The beautiful North Wales coast and the haven of Noddfa on the edge of Penmaenmawr. A sister of the Sacred Heart of Mary order poured the tea. Memories of Sacred Heart sisters returned, Sisters of the Sacred Heart of Jesus and Mary – a long time ago in a place far away.
Having dropped out of university, I had found voluntary work as an assistant houseparent at a boarding school for boys with intellectual disability.
Arriving at the school after the drive from Guildford, I was shown into the entrance hall of the great 19th century mock Tudor building that housed the school accommodation. The superior showed me upstairs to the wing in which I would work; a group of a dozen boys were in the care of a sister and a domestic assistant.
Sister Brigid was one of the most saintly people I had ever met; her life was devoted to the care of the boys and, when not caring for them, to spending hours in the school chapel in prayer. There was never a moment of temper, rarely even a sign of tiredness. A member of her family posted to her each week the Kilkenny People, the newspaper of her home city.

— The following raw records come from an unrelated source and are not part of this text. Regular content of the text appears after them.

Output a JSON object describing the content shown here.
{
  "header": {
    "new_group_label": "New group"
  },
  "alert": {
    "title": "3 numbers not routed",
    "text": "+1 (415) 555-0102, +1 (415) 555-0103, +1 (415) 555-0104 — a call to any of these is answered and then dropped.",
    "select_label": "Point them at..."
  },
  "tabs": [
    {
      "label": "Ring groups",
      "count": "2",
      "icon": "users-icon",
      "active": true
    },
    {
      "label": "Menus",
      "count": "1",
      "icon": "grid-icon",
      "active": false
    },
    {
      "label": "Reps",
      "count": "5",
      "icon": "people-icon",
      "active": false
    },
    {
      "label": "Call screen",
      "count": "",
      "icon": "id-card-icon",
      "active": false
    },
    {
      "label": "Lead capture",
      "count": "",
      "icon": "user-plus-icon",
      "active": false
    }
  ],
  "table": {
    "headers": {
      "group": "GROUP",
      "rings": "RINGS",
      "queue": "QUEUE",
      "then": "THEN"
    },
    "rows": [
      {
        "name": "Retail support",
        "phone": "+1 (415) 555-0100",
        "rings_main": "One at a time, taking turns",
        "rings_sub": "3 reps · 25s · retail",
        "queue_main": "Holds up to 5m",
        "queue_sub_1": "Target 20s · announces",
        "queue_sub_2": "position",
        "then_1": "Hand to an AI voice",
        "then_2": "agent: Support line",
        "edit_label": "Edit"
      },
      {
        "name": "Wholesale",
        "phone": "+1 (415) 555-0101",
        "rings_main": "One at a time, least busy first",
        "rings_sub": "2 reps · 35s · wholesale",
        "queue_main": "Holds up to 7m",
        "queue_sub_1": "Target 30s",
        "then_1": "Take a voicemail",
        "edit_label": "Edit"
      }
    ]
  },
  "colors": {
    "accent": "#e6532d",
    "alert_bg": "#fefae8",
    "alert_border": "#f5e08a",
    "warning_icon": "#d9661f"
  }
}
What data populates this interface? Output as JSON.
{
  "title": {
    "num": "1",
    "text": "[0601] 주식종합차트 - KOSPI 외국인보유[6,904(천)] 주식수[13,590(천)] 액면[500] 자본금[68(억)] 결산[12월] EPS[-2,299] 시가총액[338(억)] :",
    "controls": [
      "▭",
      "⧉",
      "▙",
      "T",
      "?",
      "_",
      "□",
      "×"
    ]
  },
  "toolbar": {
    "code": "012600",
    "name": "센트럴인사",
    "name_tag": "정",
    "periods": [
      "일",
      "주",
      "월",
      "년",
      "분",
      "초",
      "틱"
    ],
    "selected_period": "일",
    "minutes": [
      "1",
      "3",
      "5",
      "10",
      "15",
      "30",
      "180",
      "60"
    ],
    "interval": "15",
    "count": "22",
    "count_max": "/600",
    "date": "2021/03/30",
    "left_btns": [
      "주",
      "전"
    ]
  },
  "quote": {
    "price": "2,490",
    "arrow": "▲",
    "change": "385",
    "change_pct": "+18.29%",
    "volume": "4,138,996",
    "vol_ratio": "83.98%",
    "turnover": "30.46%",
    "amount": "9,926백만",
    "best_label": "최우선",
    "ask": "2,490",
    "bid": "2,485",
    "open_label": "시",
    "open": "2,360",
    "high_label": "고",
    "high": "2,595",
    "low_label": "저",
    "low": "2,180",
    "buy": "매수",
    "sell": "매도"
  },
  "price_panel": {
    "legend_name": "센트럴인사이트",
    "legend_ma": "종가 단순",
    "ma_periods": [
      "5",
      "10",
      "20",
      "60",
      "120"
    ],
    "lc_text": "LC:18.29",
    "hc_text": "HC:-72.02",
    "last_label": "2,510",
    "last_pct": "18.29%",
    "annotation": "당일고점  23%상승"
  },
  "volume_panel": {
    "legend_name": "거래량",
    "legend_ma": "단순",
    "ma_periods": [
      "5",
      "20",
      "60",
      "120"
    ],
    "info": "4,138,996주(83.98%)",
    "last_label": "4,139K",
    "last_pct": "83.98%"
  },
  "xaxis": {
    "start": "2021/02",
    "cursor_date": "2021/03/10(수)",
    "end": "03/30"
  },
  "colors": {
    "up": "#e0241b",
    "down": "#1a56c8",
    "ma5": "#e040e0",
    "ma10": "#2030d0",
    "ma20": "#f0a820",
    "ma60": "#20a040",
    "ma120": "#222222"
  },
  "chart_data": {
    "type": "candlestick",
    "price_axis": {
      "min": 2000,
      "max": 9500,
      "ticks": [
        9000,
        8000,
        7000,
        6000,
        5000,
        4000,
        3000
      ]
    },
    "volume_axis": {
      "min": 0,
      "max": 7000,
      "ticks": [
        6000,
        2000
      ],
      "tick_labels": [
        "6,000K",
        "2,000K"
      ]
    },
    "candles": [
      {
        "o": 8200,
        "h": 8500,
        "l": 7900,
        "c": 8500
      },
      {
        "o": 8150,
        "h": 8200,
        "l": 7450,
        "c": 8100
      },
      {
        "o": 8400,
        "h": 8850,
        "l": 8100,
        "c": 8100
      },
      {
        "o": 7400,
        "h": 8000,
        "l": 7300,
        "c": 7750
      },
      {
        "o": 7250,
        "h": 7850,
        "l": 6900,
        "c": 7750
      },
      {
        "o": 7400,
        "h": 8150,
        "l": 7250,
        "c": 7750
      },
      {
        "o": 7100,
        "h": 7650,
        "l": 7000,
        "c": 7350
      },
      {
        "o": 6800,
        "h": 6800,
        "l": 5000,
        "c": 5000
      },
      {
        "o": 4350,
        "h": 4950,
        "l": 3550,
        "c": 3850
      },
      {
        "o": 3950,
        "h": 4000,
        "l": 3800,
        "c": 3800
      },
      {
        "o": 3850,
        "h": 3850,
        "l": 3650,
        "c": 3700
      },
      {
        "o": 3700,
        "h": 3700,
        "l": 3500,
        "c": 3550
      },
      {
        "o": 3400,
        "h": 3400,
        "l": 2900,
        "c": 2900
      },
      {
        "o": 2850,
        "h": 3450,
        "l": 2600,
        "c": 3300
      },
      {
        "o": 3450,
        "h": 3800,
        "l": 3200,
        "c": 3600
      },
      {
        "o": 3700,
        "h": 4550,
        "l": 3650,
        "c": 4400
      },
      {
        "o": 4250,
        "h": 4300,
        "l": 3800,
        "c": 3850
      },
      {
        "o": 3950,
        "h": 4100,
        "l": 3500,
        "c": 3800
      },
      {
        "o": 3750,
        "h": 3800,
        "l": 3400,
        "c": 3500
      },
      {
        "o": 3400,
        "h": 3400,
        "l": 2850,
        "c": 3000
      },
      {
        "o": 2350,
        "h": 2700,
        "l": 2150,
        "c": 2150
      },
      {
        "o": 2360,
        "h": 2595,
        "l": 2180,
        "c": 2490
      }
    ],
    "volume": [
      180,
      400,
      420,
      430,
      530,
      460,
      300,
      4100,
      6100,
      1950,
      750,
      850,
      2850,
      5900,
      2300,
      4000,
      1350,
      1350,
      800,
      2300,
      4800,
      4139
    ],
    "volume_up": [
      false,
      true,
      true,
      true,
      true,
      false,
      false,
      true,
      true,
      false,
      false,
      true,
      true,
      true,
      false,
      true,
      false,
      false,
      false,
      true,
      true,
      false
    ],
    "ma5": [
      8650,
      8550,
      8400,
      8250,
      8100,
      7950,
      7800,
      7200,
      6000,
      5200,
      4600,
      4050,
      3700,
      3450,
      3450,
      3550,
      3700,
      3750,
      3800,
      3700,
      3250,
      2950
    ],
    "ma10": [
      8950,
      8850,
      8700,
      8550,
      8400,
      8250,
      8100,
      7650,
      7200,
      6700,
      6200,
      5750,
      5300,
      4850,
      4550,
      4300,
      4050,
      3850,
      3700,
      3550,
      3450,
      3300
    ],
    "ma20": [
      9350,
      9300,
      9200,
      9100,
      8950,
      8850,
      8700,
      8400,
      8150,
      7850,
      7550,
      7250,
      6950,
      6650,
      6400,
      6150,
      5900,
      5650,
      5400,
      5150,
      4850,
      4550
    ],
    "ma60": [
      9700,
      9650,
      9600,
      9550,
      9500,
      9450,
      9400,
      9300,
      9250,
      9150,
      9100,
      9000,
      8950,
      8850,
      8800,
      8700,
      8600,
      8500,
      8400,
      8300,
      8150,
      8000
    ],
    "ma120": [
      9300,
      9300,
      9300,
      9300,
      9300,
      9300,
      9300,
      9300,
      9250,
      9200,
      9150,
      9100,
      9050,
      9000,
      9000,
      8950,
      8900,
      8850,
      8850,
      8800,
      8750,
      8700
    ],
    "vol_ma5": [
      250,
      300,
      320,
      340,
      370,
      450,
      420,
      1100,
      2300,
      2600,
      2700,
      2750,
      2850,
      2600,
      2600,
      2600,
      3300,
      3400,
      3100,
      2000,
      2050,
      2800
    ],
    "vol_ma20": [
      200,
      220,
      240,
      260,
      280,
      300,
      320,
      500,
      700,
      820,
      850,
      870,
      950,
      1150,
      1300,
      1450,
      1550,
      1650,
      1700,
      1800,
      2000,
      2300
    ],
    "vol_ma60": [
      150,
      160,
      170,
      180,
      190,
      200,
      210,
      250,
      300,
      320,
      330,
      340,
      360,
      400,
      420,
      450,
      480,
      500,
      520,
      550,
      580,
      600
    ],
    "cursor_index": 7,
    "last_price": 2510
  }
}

The months were happy ones. The conversations many and varied. Sister Thomas Aquinas lived up to her name. Sister Maureen was a Liverpudlian with a liking for The Beatles; Sister Eileen a Glaswegian. Sister Maria Christina presided over academic matters; Sister Wilfrid ran the house. Working with Irish sisters and reading the newspaper prompted a visit to Ireland the following year; a visit that was to cause an entirely unexpected future to unfold.
Returning to university in the spring of 1981, the months in Cranleigh remain firmly in the memory. The sisters were to give up running the school at the end of the summer term, each of them being dispersed to work elsewhere.
Sister Brigid came back to Ireland to work at a special school in Roscrea in Co Tipperary. We kept in regular touch and in 1984 I went to visit Roscrea. As the years passed, the contact declined to Christmas cards and then faded altogether. However, the happy days at Saint Joseph’s remained clear in the mind.
One afternoon in 2010, visiting in the parish in an area where the counties of Laois, Tipperary and Offaly meet, a lady told me she worked at Saint Anne’s in Roscrea.
“When did you start there?”
“1983 – 27 years ago”.
“Did you know a Sister Brigid?”
“Of course. I still know Sister Brigid. How would you know Sister Brigid?”
“Sister Brigid is probably the reason I’m here today, I’ll explain . . .”
In an unlikely corner of Ireland there was an unlikely closing of an unlikely circle. A while later, passing Saint Anne’s one day, I swung into the driveway and called at sisters’ house. Sister Brigid was there, not a day older in thirty years. Sisters have the gift of eternal youthfulness.